*** Data for the task ***

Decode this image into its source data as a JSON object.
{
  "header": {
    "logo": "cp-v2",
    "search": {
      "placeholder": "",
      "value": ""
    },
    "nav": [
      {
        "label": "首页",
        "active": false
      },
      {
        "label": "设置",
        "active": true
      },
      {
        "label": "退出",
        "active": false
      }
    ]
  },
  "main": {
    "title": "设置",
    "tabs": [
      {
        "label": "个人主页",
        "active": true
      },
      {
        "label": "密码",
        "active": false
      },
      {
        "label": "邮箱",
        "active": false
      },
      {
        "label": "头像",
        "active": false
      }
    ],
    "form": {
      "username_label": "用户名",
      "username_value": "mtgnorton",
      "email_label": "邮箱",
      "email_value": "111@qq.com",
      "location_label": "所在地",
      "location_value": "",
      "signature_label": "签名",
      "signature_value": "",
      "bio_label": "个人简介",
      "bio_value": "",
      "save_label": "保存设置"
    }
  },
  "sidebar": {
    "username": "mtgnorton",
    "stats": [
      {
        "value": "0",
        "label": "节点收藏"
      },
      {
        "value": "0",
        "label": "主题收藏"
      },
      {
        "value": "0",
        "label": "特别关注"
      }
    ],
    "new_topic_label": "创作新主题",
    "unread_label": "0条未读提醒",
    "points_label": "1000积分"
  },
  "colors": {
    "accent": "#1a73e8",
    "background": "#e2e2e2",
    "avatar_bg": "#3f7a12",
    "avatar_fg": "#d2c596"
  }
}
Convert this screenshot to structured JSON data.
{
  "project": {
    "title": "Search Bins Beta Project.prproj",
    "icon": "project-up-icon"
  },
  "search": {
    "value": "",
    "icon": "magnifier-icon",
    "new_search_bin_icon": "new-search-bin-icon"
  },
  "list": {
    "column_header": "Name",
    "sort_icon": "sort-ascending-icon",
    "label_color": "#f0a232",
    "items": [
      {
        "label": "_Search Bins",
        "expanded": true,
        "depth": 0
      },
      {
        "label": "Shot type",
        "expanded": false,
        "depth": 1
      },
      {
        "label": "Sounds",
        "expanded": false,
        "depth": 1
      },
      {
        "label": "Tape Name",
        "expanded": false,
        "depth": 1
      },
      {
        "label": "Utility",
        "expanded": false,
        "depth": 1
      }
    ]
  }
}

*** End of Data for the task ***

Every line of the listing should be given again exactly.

▶ [Answer section]:
Decode this image into its source data as a JSON object.
{
  "header": {
    "logo": "cp-v2",
    "search": {
      "placeholder": "",
      "value": ""
    },
    "nav": [
      {
        "label": "首页",
        "active": false
      },
      {
        "label": "设置",
        "active": true
      },
      {
        "label": "退出",
        "active": false
      }
    ]
  },
  "main": {
    "title": "设置",
    "tabs": [
      {
        "label": "个人主页",
        "active": true
      },
      {
        "label": "密码",
        "active": false
      },
      {
        "label": "邮箱",
        "active": false
      },
      {
        "label": "头像",
        "active": false
      }
    ],
    "form": {
      "username_label": "用户名",
      "username_value": "mtgnorton",
      "email_label": "邮箱",
      "email_value": "111@qq.com",
      "location_label": "所在地",
      "location_value": "",
      "signature_label": "签名",
      "signature_value": "",
      "bio_label": "个人简介",
      "bio_value": "",
      "save_label": "保存设置"
    }
  },
  "sidebar": {
    "username": "mtgnorton",
    "stats": [
      {
        "value": "0",
        "label": "节点收藏"
      },
      {
        "value": "0",
        "label": "主题收藏"
      },
      {
        "value": "0",
        "label": "特别关注"
      }
    ],
    "new_topic_label": "创作新主题",
    "unread_label": "0条未读提醒",
    "points_label": "1000积分"
  },
  "colors": {
    "accent": "#1a73e8",
    "background": "#e2e2e2",
    "avatar_bg": "#3f7a12",
    "avatar_fg": "#d2c596"
  }
}
Convert this screenshot to structured JSON data.
{
  "project": {
    "title": "Search Bins Beta Project.prproj",
    "icon": "project-up-icon"
  },
  "search": {
    "value": "",
    "icon": "magnifier-icon",
    "new_search_bin_icon": "new-search-bin-icon"
  },
  "list": {
    "column_header": "Name",
    "sort_icon": "sort-ascending-icon",
    "label_color": "#f0a232",
    "items": [
      {
        "label": "_Search Bins",
        "expanded": true,
        "depth": 0
      },
      {
        "label": "Shot type",
        "expanded": false,
        "depth": 1
      },
      {
        "label": "Sounds",
        "expanded": false,
        "depth": 1
      },
      {
        "label": "Tape Name",
        "expanded": false,
        "depth": 1
      },
      {
        "label": "Utility",
        "expanded": false,
        "depth": 1
      }
    ]
  }
}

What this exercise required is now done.